The problem:
Below are records to repeat exactly. Omit the pictures from the copy.

Data:
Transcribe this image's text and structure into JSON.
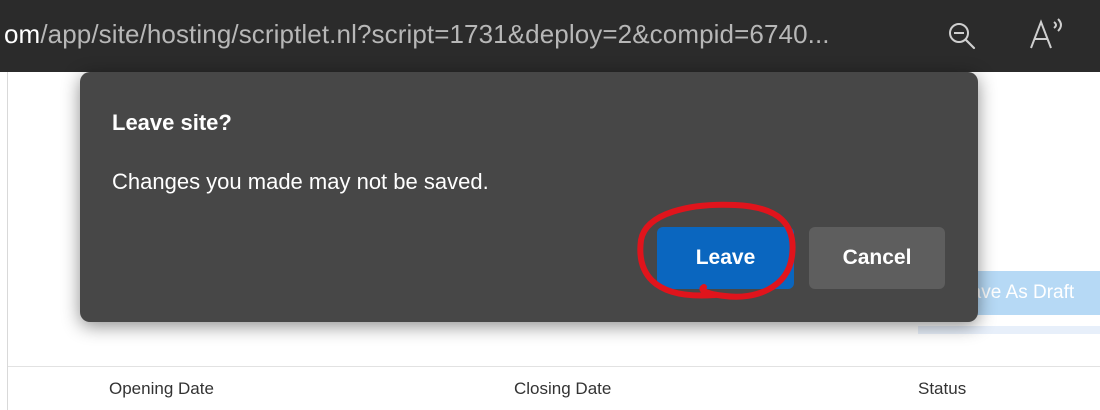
{
  "browser": {
    "url_host": "om",
    "url_path": "/app/site/hosting/scriptlet.nl?script=1731&deploy=2&compid=6740...",
    "zoom_icon": "zoom-out-icon",
    "read_aloud_icon": "read-aloud-icon"
  },
  "dialog": {
    "title": "Leave site?",
    "message": "Changes you made may not be saved.",
    "leave_label": "Leave",
    "cancel_label": "Cancel"
  },
  "page": {
    "save_draft_label": "Save As Draft",
    "table_headers": [
      "Opening Date",
      "Closing Date",
      "Status"
    ]
  },
  "colors": {
    "dialog_bg": "#474747",
    "leave_button": "#0a66bf",
    "cancel_button": "#5e5e5e",
    "annotation": "#e0141c"
  }
}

Answer section:
Transcribe this image's text and structure into JSON.
{
  "browser": {
    "url_host": "om",
    "url_path": "/app/site/hosting/scriptlet.nl?script=1731&deploy=2&compid=6740...",
    "zoom_icon": "zoom-out-icon",
    "read_aloud_icon": "read-aloud-icon"
  },
  "dialog": {
    "title": "Leave site?",
    "message": "Changes you made may not be saved.",
    "leave_label": "Leave",
    "cancel_label": "Cancel"
  },
  "page": {
    "save_draft_label": "Save As Draft",
    "table_headers": [
      "Opening Date",
      "Closing Date",
      "Status"
    ]
  },
  "colors": {
    "dialog_bg": "#474747",
    "leave_button": "#0a66bf",
    "cancel_button": "#5e5e5e",
    "annotation": "#e0141c"
  }
}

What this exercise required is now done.